|Steller sea lion||Eastern DPS||20||3,930|
| ||Western DPS||0||80|
|Start Printed Page 52416|
|Harbor seal||Lynn Canal||22||1,794|
|Harbor porpoise||Southeast Alaska||4||68|
|Humpback whale||Hawaii DPS/Central North Pacific Stock||0||24|
Table 10—Monitoring Zones in Meters (m)
|Source||Monitoring zones||Shutdown zones|
|High frequency cetacean||Low frequency cetacean||Phocid||Otariid||All species|
|Vibratory Removal—Steel||1,820 m||1,820 m||1,820 m||1,820 m||10 m|
|Vibratory Removal—Timber||1,360 m||1,360 m||1,360 m||1,360 m||10 m|
|Dredging||110 m||110 m||110 m||110 m||10 m|
|Blasting (PTS)||160 m||180 m||80 m||10 m||10 m|
|Blasting (TTS)||340 m||990 m||410 m||60 m||10 m|
Request for Public Comments
We request comment on our analyses, the proposed authorization, and any other aspect of this Notice of Proposed IHA for the proposed harbor improvement activities. We also request comment on the potential for renewal of this proposed IHA as described in the paragraph below.
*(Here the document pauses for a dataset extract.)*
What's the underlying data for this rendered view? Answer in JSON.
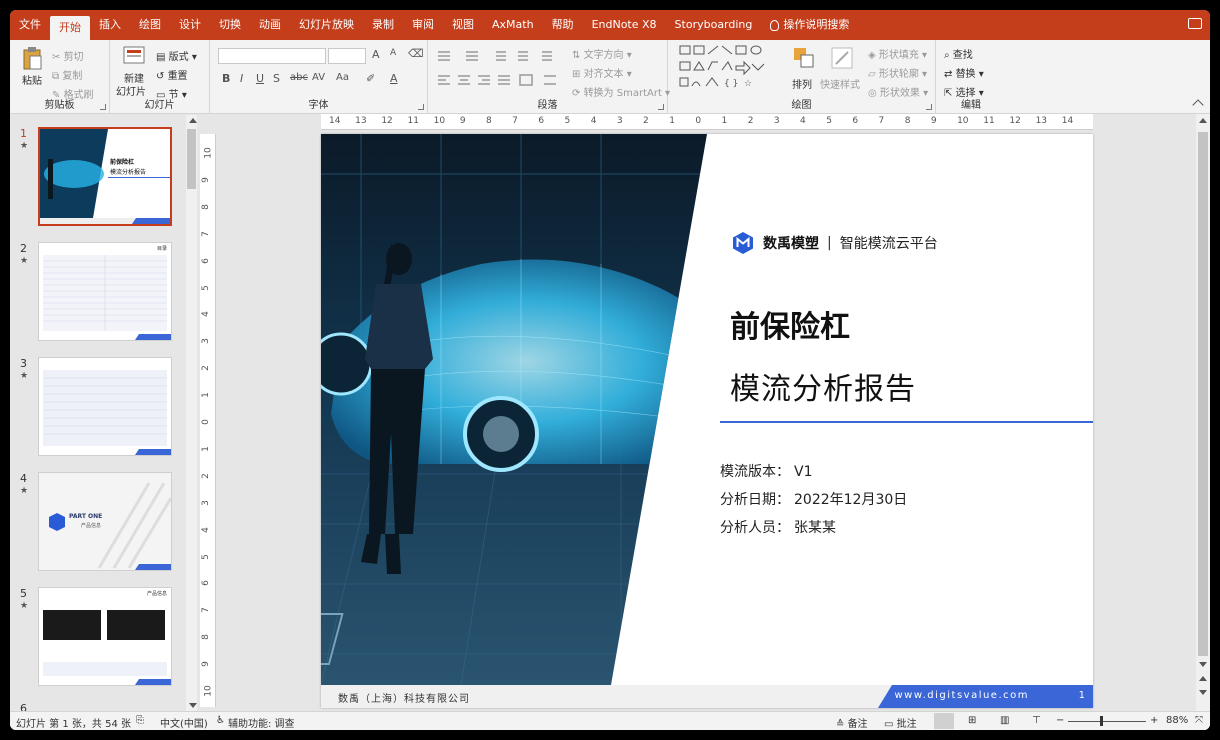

Please include with your comments any supporting data or literature citations to help inform our final decision on the request for MMPA authorization.
On a case-by-case basis, NMFS may issue a second one-year IHA without additional notice when (1) another year of identical or nearly identical activities as described in the Specified Activities section is planned or (2) the activities would not be completed by the time the IHA expires and a second IHA would allow for completion of the activities beyond that described in the Dates and Duration section, provided all of the following conditions are met:
- A request for renewal is received no later than 60 days prior to expiration of the current IHA;
- The request for renewal must include the following:
(1) An explanation that the activities to be conducted beyond the initial dates either are identical to the previously analyzed activities or include changes so minor (e.g., reduction in pile size) that the changes do not affect the previous analyses, take estimates, or mitigation and monitoring requirements; and
(2) A preliminary monitoring report showing the results of the required monitoring to date and an explanation showing that the monitoring results do not indicate impacts of a scale or nature not previously analyzed or authorized; and
- Upon review of the request for renewal, the status of the affected species or stocks, and any other pertinent information, NMFS determines that there are no more than minor changes in the activities, the mitigation and monitoring measures remain the same and appropriate, and the original findings remain valid.
End Supplemental Information
Dated: October 11, 2018.
Donna S. Wieting,
Director, Office of Protected Resources, National Marine Fisheries Service.
[FR Doc. 2018-22604 Filed 10-16-18; 8:45 am]
BILLING CODE 3510-22-P